This being the bigger picture, it is easy to understand why Activision as a publisher is working hard to make those yearly releases more and more interesting (and why Call of Duty: Modern Warfare Remastered won't be an isolated circumstance). I mean, it is obvious for them not to release Modern Warfare's remaster as a standalone CoD for a while (but not forever) - it would bury Infinite Warfare's sales being less expensive and much more fun. And it is an incredible asset for them who are striving in the effort to have Call of Duty sales back to the sky high levels of the Modern Warfare's trilogy or Black Ops II's.
It's a weird situation where Modern Warfare Remastered could both be the saviour and the tombstone for Call of Duty: Infinite Warfare. It will help its sales going bigger than last year's Black Ops III (it will be a tough challenge but now it looks much more possible), but will steal old school gamers away from its dedicated servers - without taking into account an hypotesis where Modern Warfare Remastered could crazily be sold separately.
From a gamers' perspective, I get the point - you'd like to have the Call of Duty: Modern Warfare Remastered without any need to spend $80 to buy both it and the new Infinite Warfare game you don't care about. I get it and agree with you guys who think the same. But let's think about what Activision is offering. The less expensive "tier" of its offer involves the Call of Duty: Infinite Warfare Legacy Edition, which costs - again - $80.
Let's be quite frank about this - people who argue about the price of that edition are the very same guys who bought last year's Black Ops III, Advanced Warfare in 2014, and so on. So, chances are you'd buy this year's Call of Duty game no matter what it actually is or what's in the box. Right? Right.
Now, Activision is offering you the chance to have another game together with the one you are buying and paying for - Infinite Warfare - for just roughly $10 more (or even less). Let me remember you that, as we've seen from the first comparison screenshots, this remaster is being remade from the ground up with brand new visuals, and it's featuring 10 multiplayer maps together with the first Call of Duty story mode set in modern times ever. And you're complaining about that? This is when I don't get the point, then.
In a perfect world where people don't need to take business into account, it'd be great and obvious to have Modern Warfare Remastered right away on digital stores at $10 or so. But we as gamers have to understand the reasons why certain things are made by both publishers and independent developers.
Making a Call of Duty: Modern Warfare Remastered and launching it on digital stores at just $10 in the very same day of a new Call of Duty release would both be a suicidal move from Activision's and something that wouldn't make sense, in terms of income, for the publisher.
You wanted the remaster, and you're having it. This is the only condition that made sense for Activision as the IP's owner: they're not wasting it and they're making something which is good for them and for the players (who are not spending $40-50 as someone else asked us to do in the past).
Otherwise, the Modern Warfare Remastered wouldn't happen at all.
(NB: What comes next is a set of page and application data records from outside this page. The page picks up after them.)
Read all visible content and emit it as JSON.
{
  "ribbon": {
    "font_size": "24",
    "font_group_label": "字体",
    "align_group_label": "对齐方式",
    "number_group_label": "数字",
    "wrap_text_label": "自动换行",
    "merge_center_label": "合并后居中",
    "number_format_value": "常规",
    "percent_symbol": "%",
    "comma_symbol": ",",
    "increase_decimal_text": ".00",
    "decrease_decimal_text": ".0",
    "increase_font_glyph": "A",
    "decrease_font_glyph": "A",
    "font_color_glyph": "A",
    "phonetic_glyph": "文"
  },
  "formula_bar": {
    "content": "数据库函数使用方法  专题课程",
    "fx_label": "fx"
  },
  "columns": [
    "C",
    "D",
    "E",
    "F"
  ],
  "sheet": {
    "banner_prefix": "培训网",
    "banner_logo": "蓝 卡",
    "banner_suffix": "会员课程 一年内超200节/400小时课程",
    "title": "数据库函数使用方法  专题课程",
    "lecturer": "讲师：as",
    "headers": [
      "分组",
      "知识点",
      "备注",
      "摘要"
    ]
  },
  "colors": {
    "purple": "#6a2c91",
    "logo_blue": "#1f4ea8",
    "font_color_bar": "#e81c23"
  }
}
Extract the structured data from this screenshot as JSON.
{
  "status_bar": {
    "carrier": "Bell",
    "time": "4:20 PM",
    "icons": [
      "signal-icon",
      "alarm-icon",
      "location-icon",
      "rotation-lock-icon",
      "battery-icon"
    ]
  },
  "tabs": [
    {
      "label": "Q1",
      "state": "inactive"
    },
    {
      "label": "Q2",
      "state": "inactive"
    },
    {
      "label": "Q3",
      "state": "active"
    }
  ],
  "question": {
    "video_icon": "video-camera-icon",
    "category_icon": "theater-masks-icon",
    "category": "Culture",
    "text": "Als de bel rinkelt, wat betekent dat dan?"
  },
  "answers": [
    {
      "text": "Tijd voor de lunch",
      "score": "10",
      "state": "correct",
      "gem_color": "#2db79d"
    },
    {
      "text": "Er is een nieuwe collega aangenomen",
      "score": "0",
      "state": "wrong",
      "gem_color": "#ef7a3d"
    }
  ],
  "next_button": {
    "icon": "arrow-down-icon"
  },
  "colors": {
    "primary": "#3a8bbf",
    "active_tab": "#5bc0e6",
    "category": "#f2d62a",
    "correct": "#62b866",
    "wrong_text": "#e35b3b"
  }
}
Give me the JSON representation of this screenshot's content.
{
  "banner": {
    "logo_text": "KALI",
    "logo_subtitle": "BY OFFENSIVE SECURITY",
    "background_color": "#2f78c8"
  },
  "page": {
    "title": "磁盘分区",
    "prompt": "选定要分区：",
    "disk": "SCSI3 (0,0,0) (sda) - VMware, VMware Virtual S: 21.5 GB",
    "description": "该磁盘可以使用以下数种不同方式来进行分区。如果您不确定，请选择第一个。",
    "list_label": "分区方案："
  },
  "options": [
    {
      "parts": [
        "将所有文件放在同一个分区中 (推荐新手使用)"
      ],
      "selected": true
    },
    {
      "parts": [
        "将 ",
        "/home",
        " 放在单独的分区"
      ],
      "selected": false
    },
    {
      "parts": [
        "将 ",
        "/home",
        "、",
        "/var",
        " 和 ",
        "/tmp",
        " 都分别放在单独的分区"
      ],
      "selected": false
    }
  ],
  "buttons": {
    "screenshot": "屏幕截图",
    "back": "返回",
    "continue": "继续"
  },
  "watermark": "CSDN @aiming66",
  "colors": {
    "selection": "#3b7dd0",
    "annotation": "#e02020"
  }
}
And on November 4 Call of Duty gamers would still be discussing about the good ol' days when Call of Duty was a true shooter title (the funniest thing I've read lately: people want it or Battlefield to get back in the World War II, something we've become exhausted about years and years ago) and about the reasons why evil Activision doesn't make a Modern Warfare remaster. Just think about it.